Curiosity Inc. wrote:
As I mentioned on facebook, while I haven't seen the movie yet, I have read the script. I understand some of it is changed, but I believe most of it is intact. There was a point you brought up that I strongly disagreed with from my reading of the script. You said
Take Calvin Candie, for example. I found this character utterly fascinating because even though he’s technically the villain, he isn’t necessarily a bad guy. Sure, he’s a spoiled and greedy popinjay, but that doesn’t exactly make him evil. It’s true that he’s a total racist and slaves are murdered by his command, but he’s one of the few characters who’s merely apathetic — as opposed to sadistic — about the fact. The man is a true Southern gentleman, and he’d gladly hold his racist tongue if honor or business compelled him to do so.
Most importantly, Candie is never technically in the wrong at any point in this movie. Going strictly by standards of the time, none of his actions are remotely illegal or immoral.
While I agree that Candie is a man of his time, meaning it's hard to judge him from the era he lived, he is still a sadistic man. He forces his slaves to engage in brutal fights in which they are killed. He has one of his men casually dispose of any slaves he has purchased that don't meet his standards. When one of his slaves tries to escaped, he sicks his dogs on him, and they tear the man to pieces. In a scene which I think may have been cut from the movie, he first acquires Broomhilda through a poker game. When the young man accuses him of cheating, Candie challenges him to a duel. He has a piano player play a series of notes to act as a countdown, clearly relishing the moment. He has also raped and beaten Broomhilda. My point is, yes, you could argue that he was simply no worse that the other plantation owners were at that time, and many whites, but we also have Schultz, a white man who is living in the exact same era, but who has genuine empathy for Django, and the slaves on Candie's plantation. Through Candie's actions, we see he is

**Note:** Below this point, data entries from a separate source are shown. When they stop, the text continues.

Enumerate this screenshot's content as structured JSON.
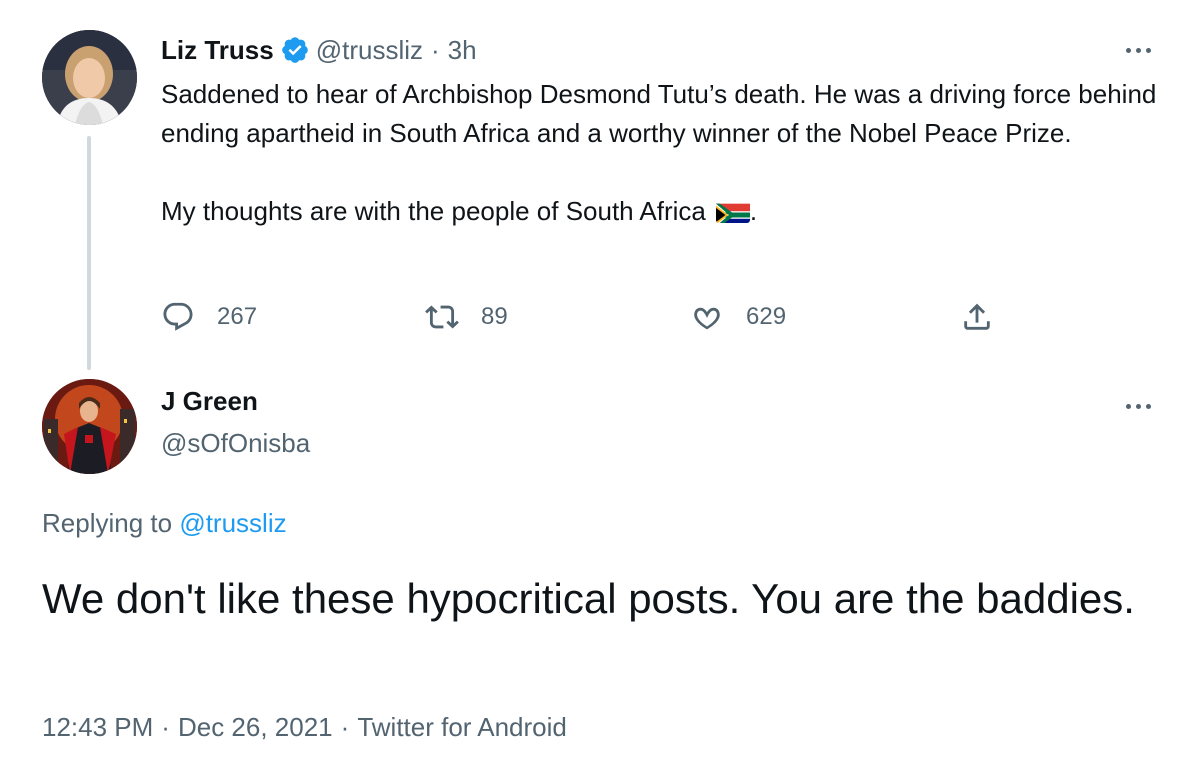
{
  "parent_tweet": {
    "display_name": "Liz Truss",
    "verified": true,
    "handle": "@trussliz",
    "separator": "·",
    "time": "3h",
    "paragraphs": [
      "Saddened to hear of Archbishop Desmond Tutu’s death. He was a driving force behind ending apartheid in South Africa and a worthy winner of the Nobel Peace Prize.",
      "My thoughts are with the people of South Africa"
    ],
    "paragraph_tail": ".",
    "flag_icon": "south-africa-flag",
    "actions": {
      "reply_count": "267",
      "retweet_count": "89",
      "like_count": "629"
    }
  },
  "reply_tweet": {
    "display_name": "J Green",
    "handle": "@sOfOnisba",
    "replying_prefix": "Replying to",
    "replying_handle": "@trussliz",
    "text": "We don't like these hypocritical posts. You are the baddies.",
    "meta": {
      "time": "12:43 PM",
      "separator": "·",
      "date": "Dec 26, 2021",
      "source": "Twitter for Android"
    }
  },
  "colors": {
    "text_primary": "#0f1419",
    "text_secondary": "#536471",
    "accent": "#1d9bf0",
    "thread_line": "#cfd9de"
  },
  "icons": {
    "verified": "verified-badge-icon",
    "more": "more-dots-icon",
    "reply": "reply-bubble-icon",
    "retweet": "retweet-icon",
    "like": "heart-icon",
    "share": "share-icon"
  }
}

sadistic, and his actions are
immoral. His slaves exist purely for his own sick entertainment.
Still, out of all these truly despicable characters, I think the worst of them went to Samuel L. Jackson. He plays Stephen, an old slave who’s been serving the Candie clan for all of his 75 years. Stephen is the worst kind of slave in that he knows he’s a slave and proud of the fact. The guy is so smart and so perfectly situated that he might easily kill Candie in his sleep and set all the slaves free, yet he would defend the Candyland plantation to his dying breath. Stephen isn’t just dependent on the system, he’s actively trying to preserve it. Stephen isn’t just a product of his time, because that would imply that he’s grown apathetic or tolerant of cruelty toward his people. No, Stephen actually seems to enjoy watching his own people get tortured and killed.

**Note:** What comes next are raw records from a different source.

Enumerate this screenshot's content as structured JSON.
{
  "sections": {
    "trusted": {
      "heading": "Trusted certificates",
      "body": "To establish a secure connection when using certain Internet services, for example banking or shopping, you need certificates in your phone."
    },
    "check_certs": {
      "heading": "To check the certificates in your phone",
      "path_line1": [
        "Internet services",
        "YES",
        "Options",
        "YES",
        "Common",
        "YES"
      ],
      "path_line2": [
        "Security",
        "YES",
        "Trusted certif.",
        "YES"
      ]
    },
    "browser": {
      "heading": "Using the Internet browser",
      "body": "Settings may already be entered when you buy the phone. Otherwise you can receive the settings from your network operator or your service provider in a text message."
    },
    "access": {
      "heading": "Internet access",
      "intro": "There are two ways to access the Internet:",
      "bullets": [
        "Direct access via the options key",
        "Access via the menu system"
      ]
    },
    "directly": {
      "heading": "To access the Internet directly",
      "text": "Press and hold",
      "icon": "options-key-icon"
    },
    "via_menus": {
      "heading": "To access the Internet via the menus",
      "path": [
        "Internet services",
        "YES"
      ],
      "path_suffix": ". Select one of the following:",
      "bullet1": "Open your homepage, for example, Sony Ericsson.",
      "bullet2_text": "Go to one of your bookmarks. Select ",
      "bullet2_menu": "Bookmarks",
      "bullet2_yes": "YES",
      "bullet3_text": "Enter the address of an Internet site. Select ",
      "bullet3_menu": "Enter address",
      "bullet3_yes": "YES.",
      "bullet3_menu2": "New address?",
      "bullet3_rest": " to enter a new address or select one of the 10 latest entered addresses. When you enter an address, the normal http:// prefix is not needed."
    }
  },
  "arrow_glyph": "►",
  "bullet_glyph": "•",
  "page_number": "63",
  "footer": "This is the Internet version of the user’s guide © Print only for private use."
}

This is another point I have been seeing in reviews for the movie. I think it's interesting that in a movie filled with loathsome white people, it is the black

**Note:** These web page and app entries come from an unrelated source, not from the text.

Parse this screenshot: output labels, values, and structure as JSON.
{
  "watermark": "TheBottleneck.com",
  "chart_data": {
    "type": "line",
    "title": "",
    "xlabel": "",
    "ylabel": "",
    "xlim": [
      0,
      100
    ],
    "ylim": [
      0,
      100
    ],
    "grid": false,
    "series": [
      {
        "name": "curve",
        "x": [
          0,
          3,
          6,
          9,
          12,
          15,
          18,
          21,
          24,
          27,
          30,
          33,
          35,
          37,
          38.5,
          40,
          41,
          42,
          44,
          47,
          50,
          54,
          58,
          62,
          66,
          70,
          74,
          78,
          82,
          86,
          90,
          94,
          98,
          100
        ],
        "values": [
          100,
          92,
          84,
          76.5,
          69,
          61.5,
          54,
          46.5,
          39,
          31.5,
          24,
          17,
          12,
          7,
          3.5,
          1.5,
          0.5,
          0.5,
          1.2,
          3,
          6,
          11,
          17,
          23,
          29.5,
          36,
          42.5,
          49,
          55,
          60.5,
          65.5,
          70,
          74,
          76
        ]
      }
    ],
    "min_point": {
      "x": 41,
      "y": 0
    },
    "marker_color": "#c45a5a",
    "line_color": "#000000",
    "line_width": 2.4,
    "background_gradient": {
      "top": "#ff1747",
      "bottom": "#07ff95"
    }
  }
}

character, the only other black character with a significant amount of screen time, that people consider to be the villain. I actually have sympathy for Stephen. While it is never stated outright how long he has been on the plantation, I suspect it has been since childhood, that he has worked for the Candies in some capacity his whole life. To him, he is one of the family. All of his feelings on blacks and being black would have come from the mouth of Calvin's father, and those that surrounded him. And because they would see blacks as being inferior, so would he. Yet because of the position he was in, he would see himself as being superior to other blacks. All that changes when Django shows up on Candies plantation. In the script, Tarantino specifically mentions the shock other slaves feel when they see Django on a horse. It upsets Stephen's whole world view, seeing this black man riding a horse, acting as if he is better than him. Because he isn't just a product of his time, he's a product of the Candies. If he has been on that plantation for as long as I think he has been, is it any wonder he is filled with such a hatred? It's all he knows.